In three evenings, Venus is grouped with the crescent moon, Dschubba, Graffias, and Pi Scorpii (π Sco on the chart). All five fit into the field of view of a 7×50 binocular. This grouping is infrequent. The three stars make a narrow target for the moon and Venus to fit into the same binocular field. This occurs again on October 10, 2029.
At this hour, farther eastward, bright Jupiter and Saturn are in the southeastern sky. Both planets are retrograding in Capricornus. Saturn’s illusionary motion ends in four nights. Jupiter’s ends about a week later. This evening Jupiter is 1.9° to the upper right of the star Deneb Algedi – “the kid’s tail.”
The gap between the two planets is 15.3°. In comparison to Jupiter, Saturn is not so bright. After Venus sets, the Ringed wonder is the fourth brightest star in the sky, after Jupiter, Arcturus, and Vega.
Detailed Daily Note: The moon reaches its New moon phase at 6:05 a.m. CDT. Forty-five minutes after sunset, brilliant Venus is over 9° above the southwest horizon. It continues to step about 1.1° eastward along the ecliptic each evening. Look for it 3.4° to the lower right of Dscubba and 10.7° to the lower right of Antares. Farther eastward, bright Jupiter is over 24° up in the southeast. Saturn, 15.3° to the upper right of Jupiter, is nearly 27° above the south-southeast horizon. Two hours after sunset. Jupiter is over one-third of the way up in the sky above the south-southeast horizon. Use a binocular to see the starfield behind the Jovian Giant. The planet is 3.6° to the lower right of μ Cap, 1.9° to the upper right of Deneb Algedi, and 1.4° to the upper left of Nashira. Saturn, nearly 29° up in the south and east of the meridian, is 1.5° to the lower right of υ Cap.
October 22. 2021: Speedy Mercury is low in the east before sunrise. It is putting on its best morning performance of the year. Arcturus, in the east-northeast, is about the same altitude as Mercury.

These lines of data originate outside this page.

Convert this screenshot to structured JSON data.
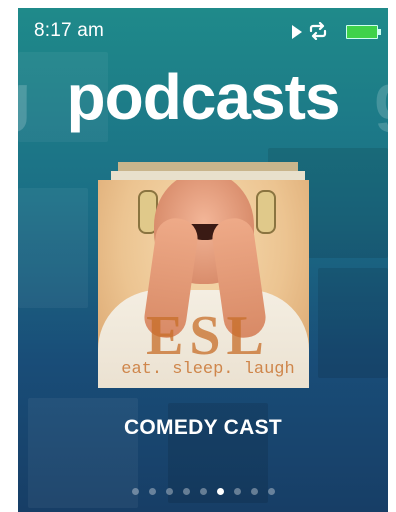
{
  "status_bar": {
    "time": "8:17 am",
    "icons": [
      "play-icon",
      "repeat-icon",
      "battery-icon"
    ],
    "battery_level": 1.0
  },
  "header": {
    "title": "podcasts",
    "ghost_prev": "g",
    "ghost_next": "g"
  },
  "current_podcast": {
    "name": "COMEDY CAST",
    "cover_logo": "ESL",
    "cover_tagline": "eat. sleep. laugh"
  },
  "pagination": {
    "total": 9,
    "active_index": 5
  },
  "colors": {
    "background_top": "#1f8a8a",
    "background_bottom": "#173e66",
    "battery": "#3fd24a",
    "text": "#ffffff"
  }
}
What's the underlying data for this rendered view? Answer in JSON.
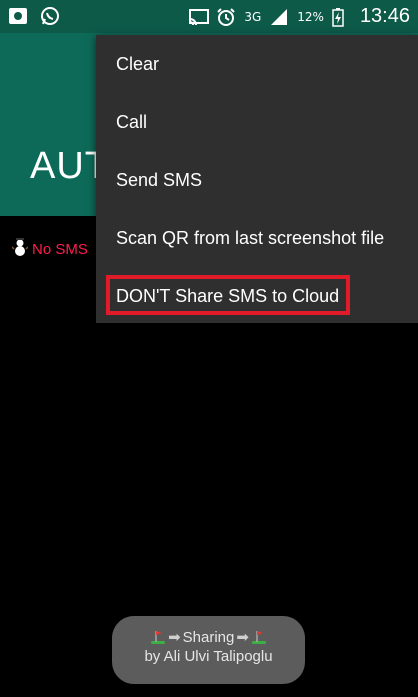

October 21-November 1, 2021: Brilliant Venus steps through Ophiuchus to the upper left of the star Antares in the southwest after sunset . Afterward, the planet steps farther eastward.
October 21, 2021: The bright moon is low in the west about an hour before sunrise. Mercury is in the east at about the same altitude as Arcturus. Venus, Saturn, and Jupiter shine from the evening sky.
December 18, 2021: This is the anticipated launch date of the James Webb Space Telescope, the largest and most sophisticated space telescope view the universe.
October 20, 2021: Mercury is brightening in the morning sky. Brilliant Venus, Jupiter, and Saturn are in the evening sky. The bright moon starts the evening low in the eastern sky.